HWW Alumni Board Spotlight: Caroline Marris
Meet Caroline Marris, non-tenure track faculty member at Columbia University in the Department of History.
As a current member of HWW's alumni board, Caroline consults with the HWW PI and staff on future workshop designs and other programming. Caroline attended HWW's Career Diversity Summer Workshop in 2017.
Describe Humanities Without Walls in 1-2 sentences.
A place where smart people can feel free - sometimes for the first time - to make plans for the future without restraint; or rather, only with the restraints that you choose and accept.
What is one thing you learned at the HWW workshop that impacted your life?
That we don't have to take the fact that academia, as an industry, is broken as a comment on ourselves. Grad school is not the be-all and end-all of life; for many of us scholarship is, but scholarship can happen all over the world, in every industry, for any purpose. HWW as a workshop prepared me to put this philosophy into action, which takes a lot of detailed work and preparation and - often - public engagement.
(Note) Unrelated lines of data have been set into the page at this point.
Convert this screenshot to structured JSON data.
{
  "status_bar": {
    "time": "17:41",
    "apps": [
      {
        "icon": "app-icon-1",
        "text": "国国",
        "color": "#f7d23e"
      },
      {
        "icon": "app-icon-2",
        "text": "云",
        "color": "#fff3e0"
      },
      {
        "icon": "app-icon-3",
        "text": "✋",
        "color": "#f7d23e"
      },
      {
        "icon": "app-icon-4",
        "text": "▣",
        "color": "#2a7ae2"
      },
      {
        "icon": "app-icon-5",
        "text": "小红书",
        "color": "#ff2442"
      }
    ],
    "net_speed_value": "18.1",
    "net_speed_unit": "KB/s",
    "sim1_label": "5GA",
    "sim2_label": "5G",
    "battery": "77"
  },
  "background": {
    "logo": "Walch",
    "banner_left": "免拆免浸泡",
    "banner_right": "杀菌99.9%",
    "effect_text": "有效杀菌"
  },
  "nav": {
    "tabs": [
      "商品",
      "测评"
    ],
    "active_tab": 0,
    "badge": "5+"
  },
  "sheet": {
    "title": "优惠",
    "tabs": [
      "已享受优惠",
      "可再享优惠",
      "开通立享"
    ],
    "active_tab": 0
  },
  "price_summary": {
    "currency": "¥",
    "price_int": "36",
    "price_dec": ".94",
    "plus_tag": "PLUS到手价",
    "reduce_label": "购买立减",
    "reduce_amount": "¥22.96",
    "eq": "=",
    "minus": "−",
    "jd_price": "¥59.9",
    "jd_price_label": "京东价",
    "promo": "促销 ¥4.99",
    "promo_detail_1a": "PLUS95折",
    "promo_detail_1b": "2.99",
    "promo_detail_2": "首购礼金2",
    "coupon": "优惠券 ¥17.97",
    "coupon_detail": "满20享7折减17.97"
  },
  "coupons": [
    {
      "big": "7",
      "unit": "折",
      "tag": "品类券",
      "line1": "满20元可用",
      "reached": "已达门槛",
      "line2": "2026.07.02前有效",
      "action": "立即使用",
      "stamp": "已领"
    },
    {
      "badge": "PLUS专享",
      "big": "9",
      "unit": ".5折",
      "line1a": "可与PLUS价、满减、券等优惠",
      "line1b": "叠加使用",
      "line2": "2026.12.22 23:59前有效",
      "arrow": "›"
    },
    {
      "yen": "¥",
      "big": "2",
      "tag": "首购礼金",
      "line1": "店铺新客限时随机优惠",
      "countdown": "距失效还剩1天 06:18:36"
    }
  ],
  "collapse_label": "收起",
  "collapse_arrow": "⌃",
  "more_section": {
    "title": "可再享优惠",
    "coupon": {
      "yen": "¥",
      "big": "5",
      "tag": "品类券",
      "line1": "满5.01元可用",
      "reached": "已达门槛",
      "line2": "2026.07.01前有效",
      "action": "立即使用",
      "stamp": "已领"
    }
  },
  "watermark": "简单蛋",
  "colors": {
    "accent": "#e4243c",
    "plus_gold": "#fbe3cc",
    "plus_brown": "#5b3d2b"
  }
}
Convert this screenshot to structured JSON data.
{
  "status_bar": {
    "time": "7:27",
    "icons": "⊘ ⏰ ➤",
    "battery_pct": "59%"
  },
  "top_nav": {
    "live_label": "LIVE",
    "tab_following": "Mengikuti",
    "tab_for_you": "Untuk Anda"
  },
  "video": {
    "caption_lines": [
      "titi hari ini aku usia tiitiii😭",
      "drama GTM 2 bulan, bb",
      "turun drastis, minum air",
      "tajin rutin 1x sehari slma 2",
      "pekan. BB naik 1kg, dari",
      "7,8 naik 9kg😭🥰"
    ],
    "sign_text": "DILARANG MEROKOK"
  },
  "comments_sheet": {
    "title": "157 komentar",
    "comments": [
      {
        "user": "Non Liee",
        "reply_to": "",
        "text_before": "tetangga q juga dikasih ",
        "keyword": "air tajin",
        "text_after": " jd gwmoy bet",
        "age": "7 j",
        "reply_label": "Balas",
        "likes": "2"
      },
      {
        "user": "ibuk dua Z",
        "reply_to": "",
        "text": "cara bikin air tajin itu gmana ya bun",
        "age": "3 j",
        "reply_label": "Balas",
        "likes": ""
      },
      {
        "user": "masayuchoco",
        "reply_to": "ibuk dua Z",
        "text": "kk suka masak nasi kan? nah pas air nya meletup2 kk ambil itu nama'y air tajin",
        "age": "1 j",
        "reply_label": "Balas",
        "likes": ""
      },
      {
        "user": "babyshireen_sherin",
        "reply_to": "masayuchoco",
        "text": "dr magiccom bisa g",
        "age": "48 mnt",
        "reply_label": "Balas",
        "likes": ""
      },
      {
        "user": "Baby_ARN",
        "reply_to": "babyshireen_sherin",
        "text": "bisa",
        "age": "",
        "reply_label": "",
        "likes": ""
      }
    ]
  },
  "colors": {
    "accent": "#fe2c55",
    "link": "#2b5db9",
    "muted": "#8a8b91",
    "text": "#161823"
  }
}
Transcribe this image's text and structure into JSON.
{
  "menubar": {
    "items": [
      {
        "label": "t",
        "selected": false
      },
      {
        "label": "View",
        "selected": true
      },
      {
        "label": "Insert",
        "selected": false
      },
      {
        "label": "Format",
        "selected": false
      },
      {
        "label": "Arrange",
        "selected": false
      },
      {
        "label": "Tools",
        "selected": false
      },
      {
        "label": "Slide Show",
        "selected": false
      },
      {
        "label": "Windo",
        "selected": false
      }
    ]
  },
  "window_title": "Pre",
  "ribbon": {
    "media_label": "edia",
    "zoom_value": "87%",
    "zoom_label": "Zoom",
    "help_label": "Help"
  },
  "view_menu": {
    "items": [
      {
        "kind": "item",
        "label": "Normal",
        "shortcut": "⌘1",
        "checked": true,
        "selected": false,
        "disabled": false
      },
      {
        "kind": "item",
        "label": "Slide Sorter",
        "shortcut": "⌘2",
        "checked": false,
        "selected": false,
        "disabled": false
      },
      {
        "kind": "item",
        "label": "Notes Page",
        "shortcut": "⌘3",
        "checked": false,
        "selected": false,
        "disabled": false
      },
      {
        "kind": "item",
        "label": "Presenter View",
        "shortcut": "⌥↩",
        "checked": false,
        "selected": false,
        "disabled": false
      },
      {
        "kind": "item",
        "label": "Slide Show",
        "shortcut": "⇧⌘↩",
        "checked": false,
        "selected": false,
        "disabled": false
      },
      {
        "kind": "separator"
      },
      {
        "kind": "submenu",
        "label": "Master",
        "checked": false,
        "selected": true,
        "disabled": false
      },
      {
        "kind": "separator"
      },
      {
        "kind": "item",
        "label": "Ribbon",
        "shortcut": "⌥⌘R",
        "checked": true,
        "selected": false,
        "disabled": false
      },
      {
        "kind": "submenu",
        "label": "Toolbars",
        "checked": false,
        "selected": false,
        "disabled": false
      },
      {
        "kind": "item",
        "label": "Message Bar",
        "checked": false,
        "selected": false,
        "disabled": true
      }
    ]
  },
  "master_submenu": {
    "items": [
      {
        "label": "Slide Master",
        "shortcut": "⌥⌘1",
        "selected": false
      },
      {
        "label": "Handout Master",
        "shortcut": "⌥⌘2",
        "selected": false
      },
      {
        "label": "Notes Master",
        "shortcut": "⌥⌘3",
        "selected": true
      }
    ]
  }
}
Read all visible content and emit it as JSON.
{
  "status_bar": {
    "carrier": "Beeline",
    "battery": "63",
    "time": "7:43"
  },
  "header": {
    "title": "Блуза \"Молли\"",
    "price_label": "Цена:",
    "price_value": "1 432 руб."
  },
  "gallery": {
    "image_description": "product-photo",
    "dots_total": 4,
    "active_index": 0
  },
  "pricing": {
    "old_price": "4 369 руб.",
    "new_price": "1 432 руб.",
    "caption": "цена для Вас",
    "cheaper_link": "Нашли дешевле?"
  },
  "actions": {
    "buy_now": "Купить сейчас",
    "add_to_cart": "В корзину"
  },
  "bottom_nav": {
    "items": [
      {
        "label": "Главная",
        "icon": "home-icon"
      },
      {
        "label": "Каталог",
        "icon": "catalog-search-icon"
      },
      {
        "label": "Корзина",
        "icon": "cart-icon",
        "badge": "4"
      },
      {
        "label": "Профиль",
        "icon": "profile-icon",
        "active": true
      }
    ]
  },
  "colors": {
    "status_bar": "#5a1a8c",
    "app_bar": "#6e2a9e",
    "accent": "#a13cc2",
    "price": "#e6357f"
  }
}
What advice do you have for workshop participants?
Keep an open mind, but also feel comfortable saying that a particular opportunity is not what you're looking for. Saying 'no' is just as much of a key skill in confronting our professional futures as is saying 'yes.' Enjoy your time with your cohort; even if you don't cross paths often or at all in future, you have a common goal and (often) a common set of challenges, and can help each other in the moment! And I second the advice of other board members: informational interviews are incredibly helpful, not only to learn about the job in question and make a connection, but also to get a feel for the institution you might want to work for.
What was the most memorable part of the HWW workshop?
It's genuinely difficult to understate the impact that HWW had on my professional and personal life! I best remember the affirming and uplifting process of a group of incredibly talented people realizing and actualizing their goals, their desires, and their hopes. That may sound vague, but the work of telling ourselves that we are not just our degrees, and our life extends beyond grad school - and that we have much to offer to our societies - is hard, and the opportunity to understand all of this is usually not open to us at home institutions. Our first few days of activities that honed our sense of our priorities, our skills, and our values were fantastic.